In the latest in her series of exclusive pieces for Fortune, Wall Street power player-turned-entrepreneur Sallie Krawcheck writes about why it can be so hard for women to help one another in the business world.
It seems that not a day passes without the appearance of some new article or conference or symposium focused on the advancement of women in the workplace. And many of these authors and events promote the same worthy things: Women advocating for women. Women doing business with women. Women building businesses to serve other women.
So, what is it about that message of sisterly solidarity that’s so tricky for us to navigate?
Let’s start with obstacle No. 1: the Queen Bee. This is the senior woman who doesn’t help other women advance, who may even actively kick the ladder out from under her when she reaches a top job. Speak with almost any woman of a certain level of seniority (a glass of wine helps), and you’ll hear a story about her battle with a Queen Bee—one that the more junior woman nearly always loses.
I was “Queen Bee’ed.” I put a great deal of trust in a senior woman in one of my jobs and often went to her for advice. When her counsel felt wrong, I reminded myself how fortunate I was to have her around; if we disagreed, it must be because my instincts were off. That’s what I believed—right up until the day she sat across the table from me when I was taken out of my job.
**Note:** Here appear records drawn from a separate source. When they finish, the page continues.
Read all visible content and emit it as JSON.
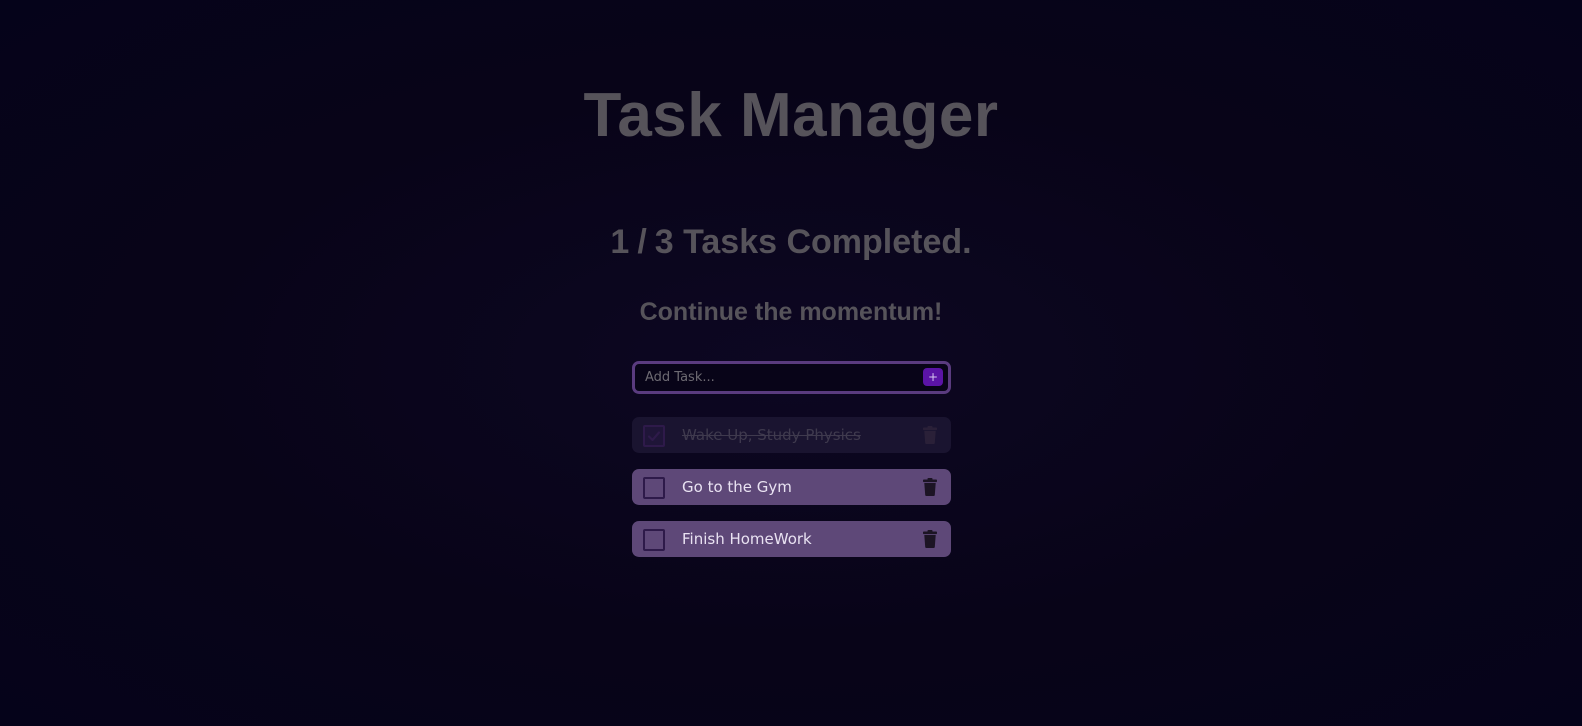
{
  "header": {
    "title": "Task Manager"
  },
  "progress": {
    "completed": "1",
    "separator": "/",
    "total": "3",
    "suffix": "Tasks Completed."
  },
  "motto": "Continue the momentum!",
  "add_form": {
    "placeholder": "Add Task...",
    "value": "",
    "button_label": "+"
  },
  "tasks": [
    {
      "label": "Wake Up, Study Physics",
      "completed": true
    },
    {
      "label": "Go to the Gym",
      "completed": false
    },
    {
      "label": "Finish HomeWork",
      "completed": false
    }
  ],
  "icons": {
    "delete": "trash-icon",
    "check": "checkmark-icon"
  },
  "colors": {
    "background": "#080418",
    "accent": "#5b14a6",
    "task_background": "#5e4878",
    "completed_task_background": "#1a1430",
    "heading_text": "#56535a"
  }
}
And I know it’s not just me: Not two weeks ago, I coached a young woman through a potential showdown with a more senior female exec who felt threatened by the increasing positive attention the younger woman was receiving.
Why does the Queen Bee exist? Some of it might be innate: Recent research suggests that we tend to be more compassionate to others if we ourselves haven’t gone through the same challenges they’re experiencing. If we have our response is likely to be: Buck up, it’s not that bad!
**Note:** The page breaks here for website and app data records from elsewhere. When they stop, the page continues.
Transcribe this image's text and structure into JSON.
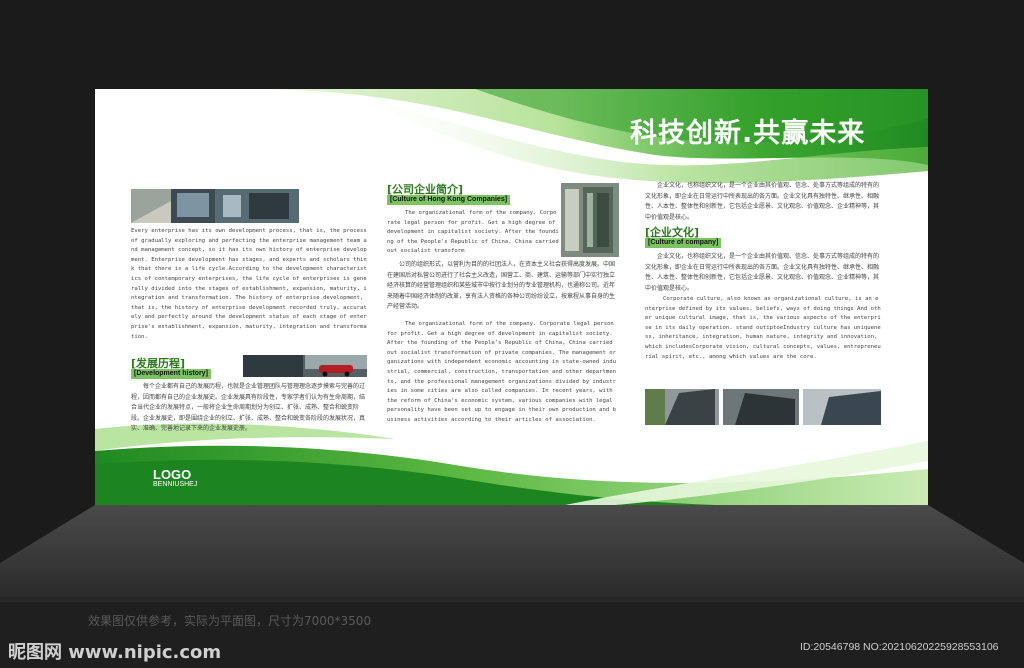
{
  "board": {
    "title": "科技创新.共赢未来",
    "logo": {
      "name": "LOGO",
      "sub": "BENNIUSHEJ"
    },
    "col1": {
      "body_en": "Every enterprise has its own development process, that is, the process of gradually exploring and perfecting the enterprise management team and management concept, so it has its own history of enterprise development. Enterprise development has stages, and experts and scholars think that there is a life cycle.According to the development characteristics of contemporary enterprises, the life cycle of enterprises is generally divided into the stages of establishment, expansion, maturity, integration and transformation. The history of enterprise development, that is, the history of enterprise development recorded truly, accurately and perfectly around the development status of each stage of enterprise's establishment, expansion, maturity, integration and transformation.",
      "heading_cn": "[发展历程]",
      "heading_en": "[Development history]",
      "body_cn": "每个企业都有自己的发展历程，也就是企业管理团队与管理理念逐步摸索与完善的过程，因而都有自己的企业发展史。企业发展具有阶段性，专家学者们认为有生命周期，结合当代企业的发展特点，一般将企业生命周期划分为创立、扩张、成熟、整合和蜕变阶段。企业发展史，即是围绕企业的创立、扩张、成熟、整合和蜕变各阶段的发展状况，真实、准确、完善地记录下来的企业发展史册。"
    },
    "col2": {
      "heading_cn": "[公司企业简介]",
      "heading_en": "[Culture of Hong Kong Companies]",
      "body_en_1": "The organizational form of the company. Corporate legal person for profit. Get a high degree of development in capitalist society. After the founding of the People's Republic of China, China carried out socialist transform",
      "body_cn": "公司的组织形式，以营利为目的的社团法人，在资本主义社会获得高度发展。中国在建国后对私营公司进行了社会主义改造，国营工、商、建筑、运输等部门中实行独立经济核算的经营管理组织和某些城市中按行业划分的专业管理机构，也通称公司。近年来随着中国经济体制的改革，享有法人资格的各种公司纷纷设立，按章程从事自身的生产经营活动。",
      "body_en_2": "The organizational form of the company. Corporate legal person for profit. Get a high degree of development in capitalist society. After the founding of the People's Republic of China, China carried out socialist transformation of private companies. The management organizations with independent economic accounting in state-owned industrial, commercial, construction, transportation and other departments, and the professional management organizations divided by industries in some cities are also called companies. In recent years, with the reform of China's economic system, various companies with legal personality have been set up to engage in their own production and business activities according to their articles of association."
    },
    "col3": {
      "body_cn_1": "企业文化，也称组织文化，是一个企业由其价值观、信念、处事方式等组成的特有的文化形象，即企业在日常运行中所表现出的各方面。企业文化具有独特性、继承性、相融性、人本性、整体性和创新性，它包括企业愿景、文化观念、价值观念、企业精神等，其中价值观是核心。",
      "heading_cn": "[企业文化]",
      "heading_en": "[Culture of company]",
      "body_cn_2": "企业文化，也称组织文化，是一个企业由其价值观、信念、处事方式等组成的特有的文化形象，即企业在日常运行中所表现出的各方面。企业文化具有独特性、继承性、相融性、人本性、整体性和创新性，它包括企业愿景、文化观念、价值观念、企业精神等，其中价值观是核心。",
      "body_en": "Corporate culture, also known as organizational culture, is an enterprise defined by its values, beliefs, ways of doing things And other unique cultural image, that is, the various aspects of the enterprise in its daily operation. stand outiptoeIndustry culture has uniqueness, inheritance, integration, human nature, integrity and innovation, which includesCorporate vision, cultural concepts, values, entrepreneurial spirit, etc., among which values are the core."
    }
  },
  "footer": {
    "caption": "效果图仅供参考，实际为平面图，尺寸为7000*3500",
    "watermark_left": "昵图网 www.nipic.com",
    "watermark_right": "ID:20546798 NO:20210620225928553106"
  },
  "colors": {
    "brand_green": "#2e9a2a",
    "light_green": "#8fd36b",
    "background": "#1b1b1b"
  }
}
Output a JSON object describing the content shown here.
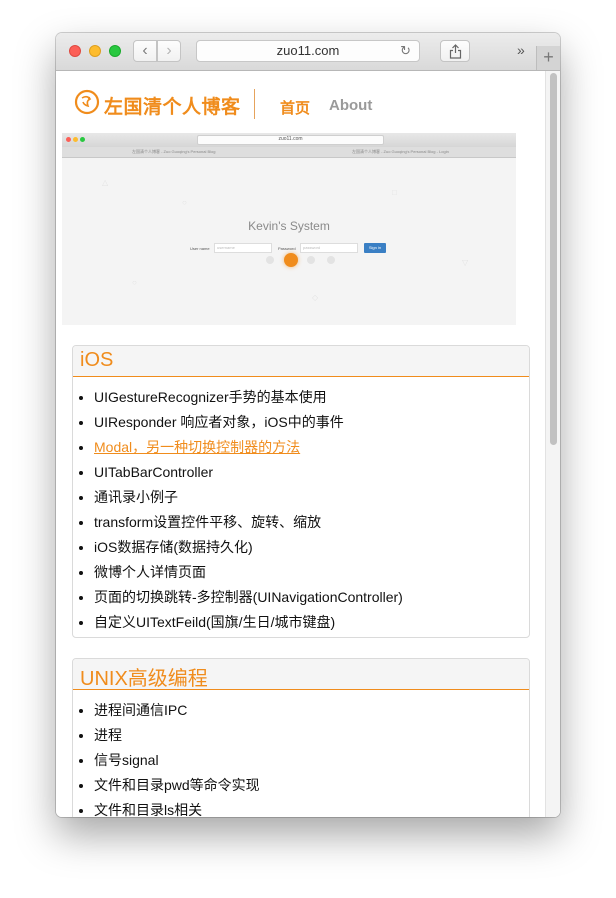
{
  "browser": {
    "url": "zuo11.com"
  },
  "header": {
    "logo_text": "左国清个人博客",
    "nav": {
      "home": "首页",
      "about": "About"
    }
  },
  "carousel": {
    "screenshot_url": "zuo11.com",
    "screenshot_tab_left": "左国清个人博客 - Zuo Guoqing's Personal Blog",
    "screenshot_tab_right": "左国清个人博客 - Zuo Guoqing's Personal Blog - Login",
    "screenshot_title": "Kevin's System",
    "username_label": "User name",
    "username_placeholder": "username",
    "password_label": "Password",
    "password_placeholder": "password",
    "signin_label": "Sign in",
    "slide_count": 4,
    "active_slide": 2,
    "accent": "#f08c1c"
  },
  "sections": [
    {
      "title": "iOS",
      "items": [
        "UIGestureRecognizer手势的基本使用",
        "UIResponder 响应者对象，iOS中的事件",
        "Modal，另一种切换控制器的方法",
        "UITabBarController",
        "通讯录小例子",
        "transform设置控件平移、旋转、缩放",
        "iOS数据存储(数据持久化)",
        "微博个人详情页面",
        "页面的切换跳转-多控制器(UINavigationController)",
        "自定义UITextFeild(国旗/生日/城市键盘)"
      ],
      "active_index": 2
    },
    {
      "title": "UNIX高级编程",
      "items": [
        "进程间通信IPC",
        "进程",
        "信号signal",
        "文件和目录pwd等命令实现",
        "文件和目录ls相关"
      ]
    }
  ]
}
Some women who admit to having played the Queen Bee role tell me they did so because they intuitively knew there were only one or two seats at the leadership table for people outside of the majority. Why? Because there have always been only one or two seats at the table for people outside of the majority. So why help someone else who could potentially take your seat?
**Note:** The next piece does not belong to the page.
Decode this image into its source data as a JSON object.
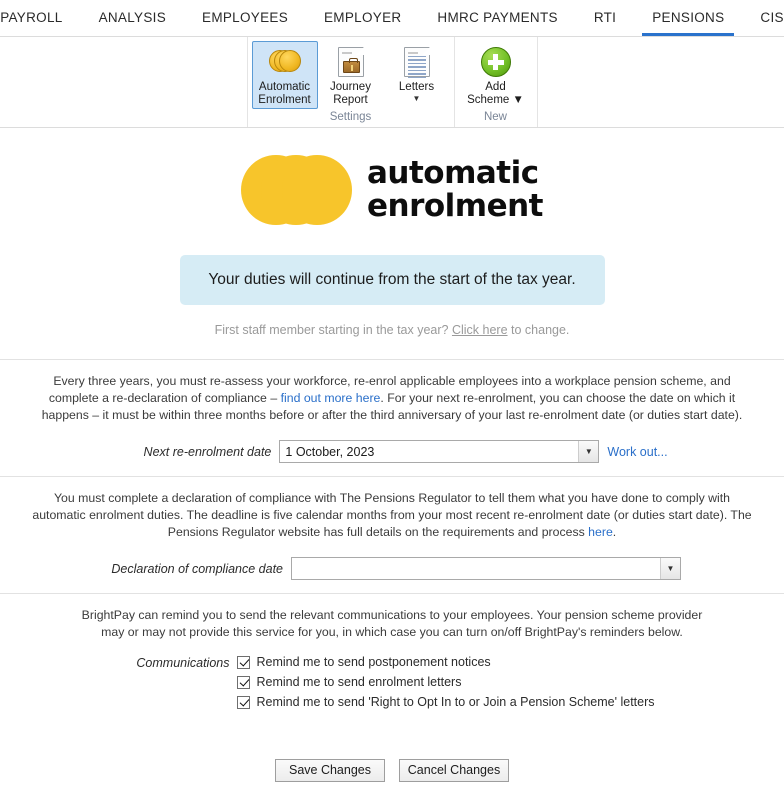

Female workers have also historically received signals that advocating for other women isn’t particularly welcome. Indeed, studies have shown that while Caucasian men who advocate for minorities—such as women or people of color—have had their professional reputations enhanced, when those same minorities do the same, their opinions are dismissed.
Ugh. But, wait, there’s more.
Women doing business with women is also a minefield. While in my experience men seem to mix personal relationships and business fluidly, women either keep these worlds separate or can struggle with how to navigate their overlap. I’ve seen it: When I was running Merrill Lynch, my male friends (and even my male-distant-acquaintances) in asset management would regularly ask me if I could help get their products approved for sale at Merrill; my female friends in the industry never—as in, never ever—made that request. And when we did “talk shop,” it wasn’t unusual to hear that when they raised money for their funds, the women decision-makers on the other side of the table were often their toughest critics.
How about women running businesses built for the female market? This can be yet another labyrinth, as I’ve experienced first-hand while launching Ellevest. For some people, the very idea of business “for women” is enough to get their back up. In fact, when we originally tested the idea of a “digital investment platform for women,” some 45% of women we polled said they didn’t like it.
Why? Well, the initial reactions were that “for women” meant that it must be “dumbed down” in some way, that it must be about “remedial financial education,” that it must be a “pink it and shrink it” approach. In sifting through the responses, it felt as though we women have somehow been conditioned that something “for women” is automatically lesser than its male-oriented counterpart.
But when we explained why you need an investment platform for women—that women live longer, earn less, have salaries that peak earlier, and are more risk-aware than men, and need investment plans that take all of that into account—the reactions quickly swung to positive.
So, given all of that, how can we successfully do business with and for other women?
I think the key is to recognize these innate beliefs, examine them, talk about them, discuss them, debate them. This can include conversations that go something like: “I’m not sure if we’re all familiar with the research that says women advocating for other women can be dismissed. Let me tell you why Susan is the right person for this job.” Or, “I’ve always been a bit concerned that mixing business and personal relationships can be tricky, but let me tell you why my asset management offering is a special one.” And finally, “Women are underserved in this segment of the market. So, by definition, what’s out there isn’t working for them. Let me tell you why we think this new approach could.”
And mentor. Mentor other women, to help them make it through the minefield. Mentor men, to raise their awareness of the issues faced by their female colleagues.
All those articles, events, and panels pushing for women’s advancement are good. Expanding those conversations to acknowledge and address the traps that stop women from engaging with other women in the workplace can be even better.
Sallie Krawcheck is the CEO and Co-Founder of Ellevest, a digital investment platform for women. Prior to that, she was CEO of Merrill Lynch Wealth Management and Smith Barney. She has been named one of Fast Company’s most creative people in business.
This article originally featured on Fortune.com